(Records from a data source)
-- Opening Marker --

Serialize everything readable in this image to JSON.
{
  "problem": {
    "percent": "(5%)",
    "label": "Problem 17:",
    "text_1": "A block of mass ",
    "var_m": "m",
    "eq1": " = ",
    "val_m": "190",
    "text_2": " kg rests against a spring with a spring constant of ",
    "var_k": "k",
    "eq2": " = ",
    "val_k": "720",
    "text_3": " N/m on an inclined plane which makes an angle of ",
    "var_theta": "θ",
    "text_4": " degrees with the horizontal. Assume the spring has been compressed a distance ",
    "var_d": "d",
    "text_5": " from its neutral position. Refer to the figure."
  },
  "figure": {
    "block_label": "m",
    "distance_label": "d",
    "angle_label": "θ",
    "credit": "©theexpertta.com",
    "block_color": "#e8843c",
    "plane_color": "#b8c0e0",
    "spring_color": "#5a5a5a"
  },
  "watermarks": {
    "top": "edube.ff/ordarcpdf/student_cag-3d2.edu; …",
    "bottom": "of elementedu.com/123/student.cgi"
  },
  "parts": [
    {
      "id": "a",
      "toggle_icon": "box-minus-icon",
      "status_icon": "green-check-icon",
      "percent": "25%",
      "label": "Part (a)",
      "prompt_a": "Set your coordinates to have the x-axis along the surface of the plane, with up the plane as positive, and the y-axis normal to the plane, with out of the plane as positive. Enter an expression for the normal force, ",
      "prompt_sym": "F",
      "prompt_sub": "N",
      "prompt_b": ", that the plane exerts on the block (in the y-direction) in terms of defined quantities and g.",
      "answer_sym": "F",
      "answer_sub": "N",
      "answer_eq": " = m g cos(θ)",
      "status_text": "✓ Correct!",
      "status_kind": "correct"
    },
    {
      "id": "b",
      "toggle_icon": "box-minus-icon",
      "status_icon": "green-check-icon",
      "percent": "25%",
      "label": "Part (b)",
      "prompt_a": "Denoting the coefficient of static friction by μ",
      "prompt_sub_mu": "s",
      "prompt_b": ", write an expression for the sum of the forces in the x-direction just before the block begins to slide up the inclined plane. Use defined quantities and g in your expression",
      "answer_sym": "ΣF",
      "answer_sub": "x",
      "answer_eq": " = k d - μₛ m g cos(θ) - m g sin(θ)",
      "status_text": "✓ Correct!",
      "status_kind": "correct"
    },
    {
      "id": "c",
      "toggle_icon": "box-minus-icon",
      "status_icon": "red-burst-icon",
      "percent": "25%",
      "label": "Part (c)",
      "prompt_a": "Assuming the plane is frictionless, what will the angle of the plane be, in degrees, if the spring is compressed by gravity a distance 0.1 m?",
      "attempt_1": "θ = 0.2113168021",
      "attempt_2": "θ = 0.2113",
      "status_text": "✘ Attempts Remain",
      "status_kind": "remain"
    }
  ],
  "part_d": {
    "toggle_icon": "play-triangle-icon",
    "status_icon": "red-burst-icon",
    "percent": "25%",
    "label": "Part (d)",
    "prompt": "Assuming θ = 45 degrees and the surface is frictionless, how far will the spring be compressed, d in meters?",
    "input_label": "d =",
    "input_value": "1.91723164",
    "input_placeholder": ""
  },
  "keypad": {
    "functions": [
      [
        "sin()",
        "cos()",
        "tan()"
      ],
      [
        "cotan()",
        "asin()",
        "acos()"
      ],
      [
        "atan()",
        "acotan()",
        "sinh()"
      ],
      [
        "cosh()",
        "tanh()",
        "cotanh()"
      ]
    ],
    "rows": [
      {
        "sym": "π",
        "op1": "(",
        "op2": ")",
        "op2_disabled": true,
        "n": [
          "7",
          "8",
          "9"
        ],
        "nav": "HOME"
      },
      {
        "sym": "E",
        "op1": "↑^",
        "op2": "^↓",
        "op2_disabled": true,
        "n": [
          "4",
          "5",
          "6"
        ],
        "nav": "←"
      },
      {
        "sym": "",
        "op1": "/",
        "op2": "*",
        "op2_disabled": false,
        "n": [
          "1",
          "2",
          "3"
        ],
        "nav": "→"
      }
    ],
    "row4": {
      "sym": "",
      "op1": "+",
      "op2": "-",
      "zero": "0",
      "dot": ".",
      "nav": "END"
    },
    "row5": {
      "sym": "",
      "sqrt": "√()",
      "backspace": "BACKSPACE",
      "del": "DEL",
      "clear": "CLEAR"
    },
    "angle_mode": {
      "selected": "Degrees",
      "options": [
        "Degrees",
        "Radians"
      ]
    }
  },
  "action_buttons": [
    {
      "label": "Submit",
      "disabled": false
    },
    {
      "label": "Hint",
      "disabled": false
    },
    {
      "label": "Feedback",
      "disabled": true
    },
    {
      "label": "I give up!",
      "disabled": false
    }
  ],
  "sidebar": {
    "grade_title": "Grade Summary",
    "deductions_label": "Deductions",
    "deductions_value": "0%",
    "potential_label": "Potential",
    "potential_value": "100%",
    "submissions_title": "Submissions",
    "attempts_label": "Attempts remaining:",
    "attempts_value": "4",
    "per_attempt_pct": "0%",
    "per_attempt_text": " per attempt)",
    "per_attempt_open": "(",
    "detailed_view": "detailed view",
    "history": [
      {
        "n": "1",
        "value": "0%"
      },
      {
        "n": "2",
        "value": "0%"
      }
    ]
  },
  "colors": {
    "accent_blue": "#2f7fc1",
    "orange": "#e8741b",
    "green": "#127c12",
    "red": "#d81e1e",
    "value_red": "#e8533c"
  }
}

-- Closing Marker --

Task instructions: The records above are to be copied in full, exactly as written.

Solved problem:
Serialize everything readable in this image to JSON.
{
  "problem": {
    "percent": "(5%)",
    "label": "Problem 17:",
    "text_1": "A block of mass ",
    "var_m": "m",
    "eq1": " = ",
    "val_m": "190",
    "text_2": " kg rests against a spring with a spring constant of ",
    "var_k": "k",
    "eq2": " = ",
    "val_k": "720",
    "text_3": " N/m on an inclined plane which makes an angle of ",
    "var_theta": "θ",
    "text_4": " degrees with the horizontal. Assume the spring has been compressed a distance ",
    "var_d": "d",
    "text_5": " from its neutral position. Refer to the figure."
  },
  "figure": {
    "block_label": "m",
    "distance_label": "d",
    "angle_label": "θ",
    "credit": "©theexpertta.com",
    "block_color": "#e8843c",
    "plane_color": "#b8c0e0",
    "spring_color": "#5a5a5a"
  },
  "watermarks": {
    "top": "edube.ff/ordarcpdf/student_cag-3d2.edu; …",
    "bottom": "of elementedu.com/123/student.cgi"
  },
  "parts": [
    {
      "id": "a",
      "toggle_icon": "box-minus-icon",
      "status_icon": "green-check-icon",
      "percent": "25%",
      "label": "Part (a)",
      "prompt_a": "Set your coordinates to have the x-axis along the surface of the plane, with up the plane as positive, and the y-axis normal to the plane, with out of the plane as positive. Enter an expression for the normal force, ",
      "prompt_sym": "F",
      "prompt_sub": "N",
      "prompt_b": ", that the plane exerts on the block (in the y-direction) in terms of defined quantities and g.",
      "answer_sym": "F",
      "answer_sub": "N",
      "answer_eq": " = m g cos(θ)",
      "status_text": "✓ Correct!",
      "status_kind": "correct"
    },
    {
      "id": "b",
      "toggle_icon": "box-minus-icon",
      "status_icon": "green-check-icon",
      "percent": "25%",
      "label": "Part (b)",
      "prompt_a": "Denoting the coefficient of static friction by μ",
      "prompt_sub_mu": "s",
      "prompt_b": ", write an expression for the sum of the forces in the x-direction just before the block begins to slide up the inclined plane. Use defined quantities and g in your expression",
      "answer_sym": "ΣF",
      "answer_sub": "x",
      "answer_eq": " = k d - μₛ m g cos(θ) - m g sin(θ)",
      "status_text": "✓ Correct!",
      "status_kind": "correct"
    },
    {
      "id": "c",
      "toggle_icon": "box-minus-icon",
      "status_icon": "red-burst-icon",
      "percent": "25%",
      "label": "Part (c)",
      "prompt_a": "Assuming the plane is frictionless, what will the angle of the plane be, in degrees, if the spring is compressed by gravity a distance 0.1 m?",
      "attempt_1": "θ = 0.2113168021",
      "attempt_2": "θ = 0.2113",
      "status_text": "✘ Attempts Remain",
      "status_kind": "remain"
    }
  ],
  "part_d": {
    "toggle_icon": "play-triangle-icon",
    "status_icon": "red-burst-icon",
    "percent": "25%",
    "label": "Part (d)",
    "prompt": "Assuming θ = 45 degrees and the surface is frictionless, how far will the spring be compressed, d in meters?",
    "input_label": "d =",
    "input_value": "1.91723164",
    "input_placeholder": ""
  },
  "keypad": {
    "functions": [
      [
        "sin()",
        "cos()",
        "tan()"
      ],
      [
        "cotan()",
        "asin()",
        "acos()"
      ],
      [
        "atan()",
        "acotan()",
        "sinh()"
      ],
      [
        "cosh()",
        "tanh()",
        "cotanh()"
      ]
    ],
    "rows": [
      {
        "sym": "π",
        "op1": "(",
        "op2": ")",
        "op2_disabled": true,
        "n": [
          "7",
          "8",
          "9"
        ],
        "nav": "HOME"
      },
      {
        "sym": "E",
        "op1": "↑^",
        "op2": "^↓",
        "op2_disabled": true,
        "n": [
          "4",
          "5",
          "6"
        ],
        "nav": "←"
      },
      {
        "sym": "",
        "op1": "/",
        "op2": "*",
        "op2_disabled": false,
        "n": [
          "1",
          "2",
          "3"
        ],
        "nav": "→"
      }
    ],
    "row4": {
      "sym": "",
      "op1": "+",
      "op2": "-",
      "zero": "0",
      "dot": ".",
      "nav": "END"
    },
    "row5": {
      "sym": "",
      "sqrt": "√()",
      "backspace": "BACKSPACE",
      "del": "DEL",
      "clear": "CLEAR"
    },
    "angle_mode": {
      "selected": "Degrees",
      "options": [
        "Degrees",
        "Radians"
      ]
    }
  },
  "action_buttons": [
    {
      "label": "Submit",
      "disabled": false
    },
    {
      "label": "Hint",
      "disabled": false
    },
    {
      "label": "Feedback",
      "disabled": true
    },
    {
      "label": "I give up!",
      "disabled": false
    }
  ],
  "sidebar": {
    "grade_title": "Grade Summary",
    "deductions_label": "Deductions",
    "deductions_value": "0%",
    "potential_label": "Potential",
    "potential_value": "100%",
    "submissions_title": "Submissions",
    "attempts_label": "Attempts remaining:",
    "attempts_value": "4",
    "per_attempt_pct": "0%",
    "per_attempt_text": " per attempt)",
    "per_attempt_open": "(",
    "detailed_view": "detailed view",
    "history": [
      {
        "n": "1",
        "value": "0%"
      },
      {
        "n": "2",
        "value": "0%"
      }
    ]
  },
  "colors": {
    "accent_blue": "#2f7fc1",
    "orange": "#e8741b",
    "green": "#127c12",
    "red": "#d81e1e",
    "value_red": "#e8533c"
  }
}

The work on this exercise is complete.